Find every line below with the word "title". Then give only how many there are.

┌──

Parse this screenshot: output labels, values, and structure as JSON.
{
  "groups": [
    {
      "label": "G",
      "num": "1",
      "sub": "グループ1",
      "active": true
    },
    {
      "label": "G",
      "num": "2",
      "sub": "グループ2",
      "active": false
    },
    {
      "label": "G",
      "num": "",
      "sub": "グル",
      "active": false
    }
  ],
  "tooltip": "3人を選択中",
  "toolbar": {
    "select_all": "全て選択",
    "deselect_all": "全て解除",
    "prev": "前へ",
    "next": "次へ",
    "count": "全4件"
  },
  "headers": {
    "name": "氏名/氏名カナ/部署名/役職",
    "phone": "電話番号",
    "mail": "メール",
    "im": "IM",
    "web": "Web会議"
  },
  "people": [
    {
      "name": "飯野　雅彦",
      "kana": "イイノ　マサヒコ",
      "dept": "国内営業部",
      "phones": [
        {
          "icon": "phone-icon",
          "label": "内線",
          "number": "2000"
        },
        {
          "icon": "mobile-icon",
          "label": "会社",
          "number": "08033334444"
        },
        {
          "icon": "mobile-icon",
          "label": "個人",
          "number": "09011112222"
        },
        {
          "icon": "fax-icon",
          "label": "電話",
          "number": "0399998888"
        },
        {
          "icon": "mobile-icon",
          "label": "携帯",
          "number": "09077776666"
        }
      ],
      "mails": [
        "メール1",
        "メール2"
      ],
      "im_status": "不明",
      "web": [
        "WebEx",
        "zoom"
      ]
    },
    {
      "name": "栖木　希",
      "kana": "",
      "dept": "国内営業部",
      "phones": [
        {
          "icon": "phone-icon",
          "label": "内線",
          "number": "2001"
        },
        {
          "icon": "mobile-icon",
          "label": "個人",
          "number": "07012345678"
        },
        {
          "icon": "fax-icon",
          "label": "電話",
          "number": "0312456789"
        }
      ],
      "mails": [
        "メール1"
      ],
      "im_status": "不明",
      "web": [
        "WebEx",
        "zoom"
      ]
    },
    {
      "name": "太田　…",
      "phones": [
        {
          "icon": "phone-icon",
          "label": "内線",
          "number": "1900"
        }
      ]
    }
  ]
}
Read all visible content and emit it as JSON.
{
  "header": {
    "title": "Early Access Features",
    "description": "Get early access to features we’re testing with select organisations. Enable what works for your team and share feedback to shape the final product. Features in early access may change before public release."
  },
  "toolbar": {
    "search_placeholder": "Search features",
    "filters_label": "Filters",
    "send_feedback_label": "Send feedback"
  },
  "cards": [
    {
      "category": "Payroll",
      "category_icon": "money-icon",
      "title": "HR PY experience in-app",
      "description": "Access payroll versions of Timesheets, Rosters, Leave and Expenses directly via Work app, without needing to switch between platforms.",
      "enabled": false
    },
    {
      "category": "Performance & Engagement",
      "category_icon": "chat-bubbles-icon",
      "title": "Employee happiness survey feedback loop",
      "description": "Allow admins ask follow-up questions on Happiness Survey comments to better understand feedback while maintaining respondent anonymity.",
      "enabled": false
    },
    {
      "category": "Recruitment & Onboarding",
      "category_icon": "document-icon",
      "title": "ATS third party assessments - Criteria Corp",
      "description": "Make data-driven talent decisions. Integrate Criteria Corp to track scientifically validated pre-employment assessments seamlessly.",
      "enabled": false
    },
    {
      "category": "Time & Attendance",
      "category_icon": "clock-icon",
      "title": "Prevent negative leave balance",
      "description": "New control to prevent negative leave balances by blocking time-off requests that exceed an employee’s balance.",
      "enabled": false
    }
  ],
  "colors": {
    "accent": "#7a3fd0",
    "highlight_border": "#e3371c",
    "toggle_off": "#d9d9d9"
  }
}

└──

● YOUR SOLUTION: 5